Starting in February, I began to volunteer for the Smithsonian, the biggest museum complex in the entire world. They offer a program for digital volunteering, which allows for me to help contribute to the cause from home. The volunteer work primarily focuses on transcribing historical records and artefacts that originate from all over the world.  Being a History student, I believed that participating in this program would be something that I would be very interested and engaged in.

One of the most difficult challenges when I first began this program was having to read antique handwriting. It was especially difficult because it was in cursive. However, I was able to find a solution to this by finding a reference sheet for myself to help me compare the text I’m transcribing with the cursive of the 1800s. As I kept doing this, I began to become much more familiar with reading and remembering each letter, which led to me being able to read the text independently. This demonstrates LO2, because I recognised that I was facing a challenge in being able to read historical texts and was able to find a solution and develop a new skill for myself in the process.
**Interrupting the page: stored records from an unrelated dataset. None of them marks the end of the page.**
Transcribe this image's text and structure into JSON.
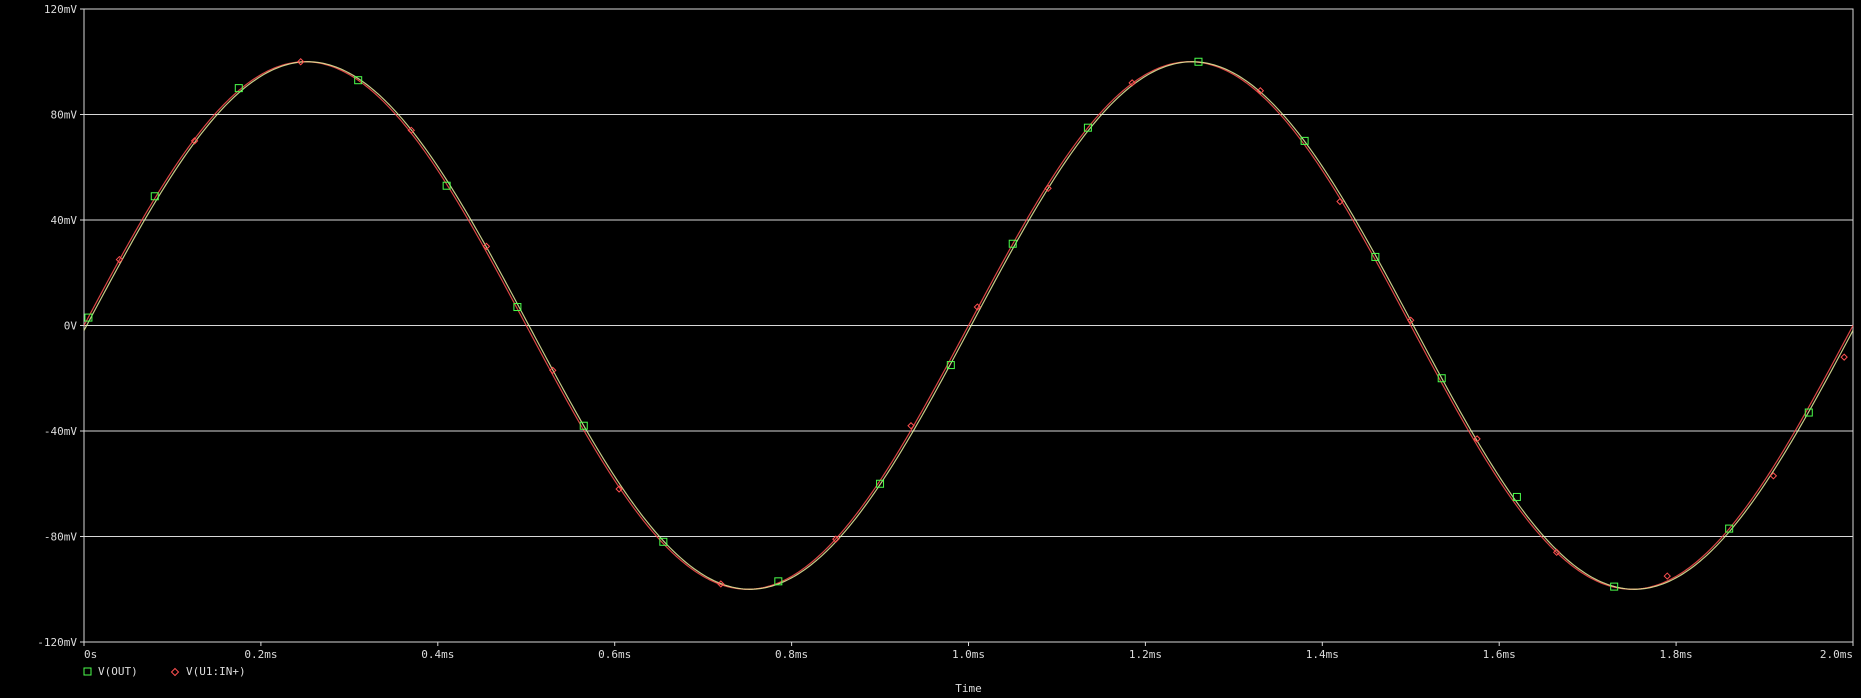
{
  "chart_data": {
    "type": "line",
    "title": "",
    "xlabel": "Time",
    "ylabel": "",
    "xlim": [
      0,
      2.0
    ],
    "ylim": [
      -120,
      120
    ],
    "grid": true,
    "x_ticks": [
      0,
      0.2,
      0.4,
      0.6,
      0.8,
      1.0,
      1.2,
      1.4,
      1.6,
      1.8,
      2.0
    ],
    "x_tick_labels": [
      "0s",
      "0.2ms",
      "0.4ms",
      "0.6ms",
      "0.8ms",
      "1.0ms",
      "1.2ms",
      "1.4ms",
      "1.6ms",
      "1.8ms",
      "2.0ms"
    ],
    "y_ticks": [
      120,
      80,
      40,
      0,
      -40,
      -80,
      -120
    ],
    "y_tick_labels": [
      "120mV",
      "80mV",
      "40mV",
      "0V",
      "-40mV",
      "-80mV",
      "-120mV"
    ],
    "legend_position": "bottom-left",
    "series": [
      {
        "name": "V(OUT)",
        "color": "#4cff4c",
        "marker": "square",
        "x": [
          0.005,
          0.08,
          0.175,
          0.31,
          0.41,
          0.49,
          0.565,
          0.655,
          0.785,
          0.9,
          0.98,
          1.05,
          1.135,
          1.26,
          1.38,
          1.46,
          1.535,
          1.62,
          1.73,
          1.86,
          1.95
        ],
        "y": [
          3,
          49,
          90,
          93,
          53,
          7,
          -38,
          -82,
          -97,
          -60,
          -15,
          31,
          75,
          100,
          70,
          26,
          -20,
          -65,
          -99,
          -77,
          -33
        ]
      },
      {
        "name": "V(U1:IN+)",
        "color": "#ff5050",
        "marker": "diamond",
        "x": [
          0.04,
          0.125,
          0.245,
          0.37,
          0.455,
          0.53,
          0.605,
          0.72,
          0.85,
          0.935,
          1.01,
          1.09,
          1.185,
          1.33,
          1.42,
          1.5,
          1.575,
          1.665,
          1.79,
          1.91,
          1.99
        ],
        "y": [
          25,
          70,
          100,
          74,
          30,
          -17,
          -62,
          -98,
          -81,
          -38,
          7,
          52,
          92,
          89,
          47,
          2,
          -43,
          -86,
          -95,
          -57,
          -12
        ]
      }
    ]
  }
}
As of now, my main area of focus is in the History of Southern U.S. in the 1800s, specifically in the form of government records and journal entries. I found that these would be best for me to begin with, as I felt that I still needed to practice transcribing more if I wanted to have a go at the more complex artifacts.


This was my very first project as a digital volunteer. The document originated from a records bureau in North Carolina in the 1800s. Since it was my first time as a volunteer, I had made some mistakes in my initial transcription. However, as seen in the image, another volunteer had given me a word of advice and cleaned up after my mistake for me, which was very generous of them. I initially struggled at first, especially because I was very surprised by how difficult a lot of the handwriting was to read. When I had first signed up for the program, I hadn’t expected for the records to be of such difficulty to transcribe. However, with my reference sheet I slowly began to become more proficient as I went on.
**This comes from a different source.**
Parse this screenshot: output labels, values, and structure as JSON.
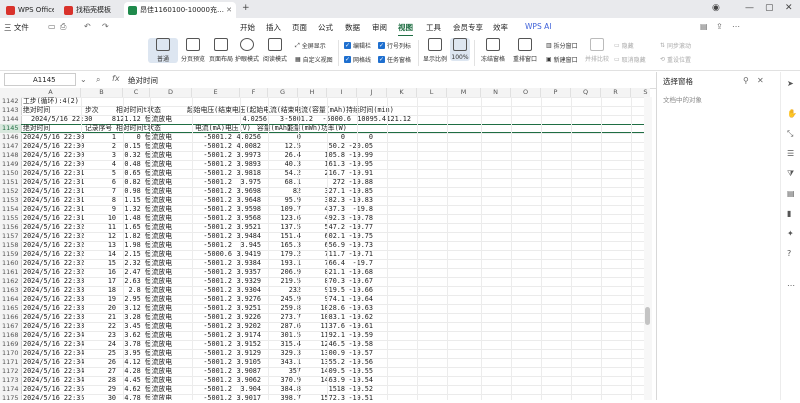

This was my attempt at one of the science-based records that were needed to be transcribed. At first, it was quite difficult because it was very unlike the format of the government records I had done previously. However, as I continued to do it I became much more comfortable with this format and began to do it at a much faster pace.


This was one of the more recent transcriptions I had contributed in. I was able to complete around half of this transcription while a fellow volunteer was assisted me and completed the other half and submitted it to the head transcribers, who need to approve it before submitting it to the Smithsonian.


Another aspect of the program is the collaborative work that must be done in order to complete the projects. Every project has at least 2-3 collaborators working on it together, with each individual working on it at a time and passing whatever they haven’t completed to the next person. This has been very helpful because there were times where I struggled with transcribing. However, I would often leave messages for my fellow collaborators, who often help in correcting my mistakes and finishing parts that I couldn’t do myself. This is a demonstration of LO5, as it would be almost impossible to try and transcribe everything on my own. I’ve been able to become much more collaborative because of this experience and have become a lot less reluctant towards assistance and advice.

My work with the Smithsonian has allowed for me to tackle a very important global issue, which is the accessibility of information. Being able to have equal access to knowledge is extremely important, especially in academic settings. By volunteering to transcribe these works, I am helping people such as researchers skip the initial step of having to transcribe it themselves. By becoming a volunteer for this cause, I am demonstrating LO6. Whether it’s working with refugee and immigration documents to biodiversity data, every project that I take on is a historical record of events and issues of historical significance. By giving the general public the opportunity to read and understand these records, I am able to engage in and assist with a matter of global significance.

Leave a Reply

Your email address will not be published.